EXERCISE: Which lines in the data below contain the word "JSON"? Copy each of them.

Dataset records
-.-.-
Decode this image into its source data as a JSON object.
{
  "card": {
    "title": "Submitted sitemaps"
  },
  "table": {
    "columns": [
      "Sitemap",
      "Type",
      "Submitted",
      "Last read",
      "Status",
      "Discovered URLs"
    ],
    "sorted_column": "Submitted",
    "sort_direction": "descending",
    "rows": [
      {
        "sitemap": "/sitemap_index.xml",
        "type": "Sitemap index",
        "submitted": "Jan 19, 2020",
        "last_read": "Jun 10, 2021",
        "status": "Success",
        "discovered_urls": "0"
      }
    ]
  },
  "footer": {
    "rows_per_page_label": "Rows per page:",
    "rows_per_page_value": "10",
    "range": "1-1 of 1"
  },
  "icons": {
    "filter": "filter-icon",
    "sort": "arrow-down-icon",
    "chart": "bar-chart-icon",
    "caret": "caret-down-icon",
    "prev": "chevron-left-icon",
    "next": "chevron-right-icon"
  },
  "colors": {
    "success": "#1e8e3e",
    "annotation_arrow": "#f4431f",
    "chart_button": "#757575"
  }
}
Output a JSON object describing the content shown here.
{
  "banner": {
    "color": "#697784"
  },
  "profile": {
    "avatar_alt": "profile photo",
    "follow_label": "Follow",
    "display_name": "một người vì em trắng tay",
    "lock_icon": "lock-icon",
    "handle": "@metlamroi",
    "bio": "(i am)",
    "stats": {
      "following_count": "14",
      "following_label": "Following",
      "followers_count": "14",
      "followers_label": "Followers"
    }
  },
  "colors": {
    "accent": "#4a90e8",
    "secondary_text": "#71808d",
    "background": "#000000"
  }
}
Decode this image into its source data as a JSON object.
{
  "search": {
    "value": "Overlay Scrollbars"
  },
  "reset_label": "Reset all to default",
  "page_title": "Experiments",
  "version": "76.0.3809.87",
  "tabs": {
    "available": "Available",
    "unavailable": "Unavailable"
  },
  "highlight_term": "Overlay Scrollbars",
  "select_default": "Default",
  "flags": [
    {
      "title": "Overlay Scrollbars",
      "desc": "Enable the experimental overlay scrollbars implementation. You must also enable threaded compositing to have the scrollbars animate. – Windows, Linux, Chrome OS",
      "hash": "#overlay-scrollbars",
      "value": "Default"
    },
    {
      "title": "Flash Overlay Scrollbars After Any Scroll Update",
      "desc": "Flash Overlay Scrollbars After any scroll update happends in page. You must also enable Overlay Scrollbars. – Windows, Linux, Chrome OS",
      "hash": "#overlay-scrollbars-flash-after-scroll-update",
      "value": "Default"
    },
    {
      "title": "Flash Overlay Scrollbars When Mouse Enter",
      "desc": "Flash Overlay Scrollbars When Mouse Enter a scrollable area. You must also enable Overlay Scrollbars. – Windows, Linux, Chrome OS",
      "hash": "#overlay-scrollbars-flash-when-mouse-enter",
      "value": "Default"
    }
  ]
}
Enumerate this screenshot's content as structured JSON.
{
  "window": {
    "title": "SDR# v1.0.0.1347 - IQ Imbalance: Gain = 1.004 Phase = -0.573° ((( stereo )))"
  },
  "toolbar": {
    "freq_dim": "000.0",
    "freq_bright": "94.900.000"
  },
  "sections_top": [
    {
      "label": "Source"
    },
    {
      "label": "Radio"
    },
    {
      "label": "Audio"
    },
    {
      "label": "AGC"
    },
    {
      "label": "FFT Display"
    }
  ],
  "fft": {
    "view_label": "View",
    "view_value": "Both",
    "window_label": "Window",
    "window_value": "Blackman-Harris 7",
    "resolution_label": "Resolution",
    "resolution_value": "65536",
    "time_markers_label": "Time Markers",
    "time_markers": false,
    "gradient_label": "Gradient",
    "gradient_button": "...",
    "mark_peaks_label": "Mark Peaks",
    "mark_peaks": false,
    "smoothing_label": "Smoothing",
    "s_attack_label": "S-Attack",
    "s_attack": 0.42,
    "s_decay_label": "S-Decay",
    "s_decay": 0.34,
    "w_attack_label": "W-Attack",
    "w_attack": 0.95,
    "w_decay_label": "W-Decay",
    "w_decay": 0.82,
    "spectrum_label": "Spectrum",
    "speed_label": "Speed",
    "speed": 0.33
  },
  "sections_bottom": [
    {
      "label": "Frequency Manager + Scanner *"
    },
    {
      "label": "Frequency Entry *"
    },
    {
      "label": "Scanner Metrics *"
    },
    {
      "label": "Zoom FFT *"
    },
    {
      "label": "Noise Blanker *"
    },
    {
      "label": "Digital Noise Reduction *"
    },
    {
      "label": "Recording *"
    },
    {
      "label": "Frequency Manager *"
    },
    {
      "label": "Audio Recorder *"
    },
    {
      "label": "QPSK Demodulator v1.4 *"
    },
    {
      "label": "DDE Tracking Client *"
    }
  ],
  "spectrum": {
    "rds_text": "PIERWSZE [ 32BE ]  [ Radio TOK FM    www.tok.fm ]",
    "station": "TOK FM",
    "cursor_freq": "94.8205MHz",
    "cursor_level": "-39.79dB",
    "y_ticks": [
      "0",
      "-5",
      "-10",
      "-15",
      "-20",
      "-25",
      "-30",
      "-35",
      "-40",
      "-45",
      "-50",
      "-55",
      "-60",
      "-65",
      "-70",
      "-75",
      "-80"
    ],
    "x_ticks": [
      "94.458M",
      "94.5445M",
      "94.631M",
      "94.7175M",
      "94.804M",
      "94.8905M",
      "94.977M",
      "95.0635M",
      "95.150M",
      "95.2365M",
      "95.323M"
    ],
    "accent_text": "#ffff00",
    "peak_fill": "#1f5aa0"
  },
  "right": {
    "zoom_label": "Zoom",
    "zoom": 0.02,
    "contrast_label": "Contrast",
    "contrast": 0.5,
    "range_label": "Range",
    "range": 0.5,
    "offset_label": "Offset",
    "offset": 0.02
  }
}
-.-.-
TASK RESULT:
Decode this image into its source data as a JSON object.
Output a JSON object describing the content shown here.
Decode this image into its source data as a JSON object.
Enumerate this screenshot's content as structured JSON.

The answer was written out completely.